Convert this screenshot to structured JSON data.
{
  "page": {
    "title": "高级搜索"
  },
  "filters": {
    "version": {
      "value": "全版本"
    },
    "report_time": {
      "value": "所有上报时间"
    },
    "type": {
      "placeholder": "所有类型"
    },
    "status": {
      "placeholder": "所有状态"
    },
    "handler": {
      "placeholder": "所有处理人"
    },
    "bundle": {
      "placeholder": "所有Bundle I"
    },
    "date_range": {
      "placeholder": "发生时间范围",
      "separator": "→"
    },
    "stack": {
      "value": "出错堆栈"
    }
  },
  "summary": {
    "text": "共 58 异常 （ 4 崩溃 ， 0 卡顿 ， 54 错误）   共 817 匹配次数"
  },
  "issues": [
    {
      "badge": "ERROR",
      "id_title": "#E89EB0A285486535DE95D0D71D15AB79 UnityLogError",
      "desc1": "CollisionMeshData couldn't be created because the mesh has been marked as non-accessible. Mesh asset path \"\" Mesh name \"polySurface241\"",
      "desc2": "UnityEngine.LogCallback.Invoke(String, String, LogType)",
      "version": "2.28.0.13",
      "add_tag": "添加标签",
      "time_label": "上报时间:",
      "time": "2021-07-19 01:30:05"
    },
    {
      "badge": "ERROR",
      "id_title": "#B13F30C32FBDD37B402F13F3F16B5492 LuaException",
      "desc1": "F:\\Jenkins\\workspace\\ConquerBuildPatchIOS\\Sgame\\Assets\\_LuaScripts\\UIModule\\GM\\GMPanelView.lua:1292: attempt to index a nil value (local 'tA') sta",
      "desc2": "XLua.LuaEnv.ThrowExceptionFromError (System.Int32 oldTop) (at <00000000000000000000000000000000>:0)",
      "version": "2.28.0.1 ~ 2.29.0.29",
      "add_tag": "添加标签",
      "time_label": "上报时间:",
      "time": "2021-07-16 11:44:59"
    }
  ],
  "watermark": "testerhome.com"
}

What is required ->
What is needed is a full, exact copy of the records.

Exercise solution ->
Convert this screenshot to structured JSON data.
{
  "page": {
    "title": "高级搜索"
  },
  "filters": {
    "version": {
      "value": "全版本"
    },
    "report_time": {
      "value": "所有上报时间"
    },
    "type": {
      "placeholder": "所有类型"
    },
    "status": {
      "placeholder": "所有状态"
    },
    "handler": {
      "placeholder": "所有处理人"
    },
    "bundle": {
      "placeholder": "所有Bundle I"
    },
    "date_range": {
      "placeholder": "发生时间范围",
      "separator": "→"
    },
    "stack": {
      "value": "出错堆栈"
    }
  },
  "summary": {
    "text": "共 58 异常 （ 4 崩溃 ， 0 卡顿 ， 54 错误）   共 817 匹配次数"
  },
  "issues": [
    {
      "badge": "ERROR",
      "id_title": "#E89EB0A285486535DE95D0D71D15AB79 UnityLogError",
      "desc1": "CollisionMeshData couldn't be created because the mesh has been marked as non-accessible. Mesh asset path \"\" Mesh name \"polySurface241\"",
      "desc2": "UnityEngine.LogCallback.Invoke(String, String, LogType)",
      "version": "2.28.0.13",
      "add_tag": "添加标签",
      "time_label": "上报时间:",
      "time": "2021-07-19 01:30:05"
    },
    {
      "badge": "ERROR",
      "id_title": "#B13F30C32FBDD37B402F13F3F16B5492 LuaException",
      "desc1": "F:\\Jenkins\\workspace\\ConquerBuildPatchIOS\\Sgame\\Assets\\_LuaScripts\\UIModule\\GM\\GMPanelView.lua:1292: attempt to index a nil value (local 'tA') sta",
      "desc2": "XLua.LuaEnv.ThrowExceptionFromError (System.Int32 oldTop) (at <00000000000000000000000000000000>:0)",
      "version": "2.28.0.1 ~ 2.29.0.29",
      "add_tag": "添加标签",
      "time_label": "上报时间:",
      "time": "2021-07-16 11:44:59"
    }
  ],
  "watermark": "testerhome.com"
}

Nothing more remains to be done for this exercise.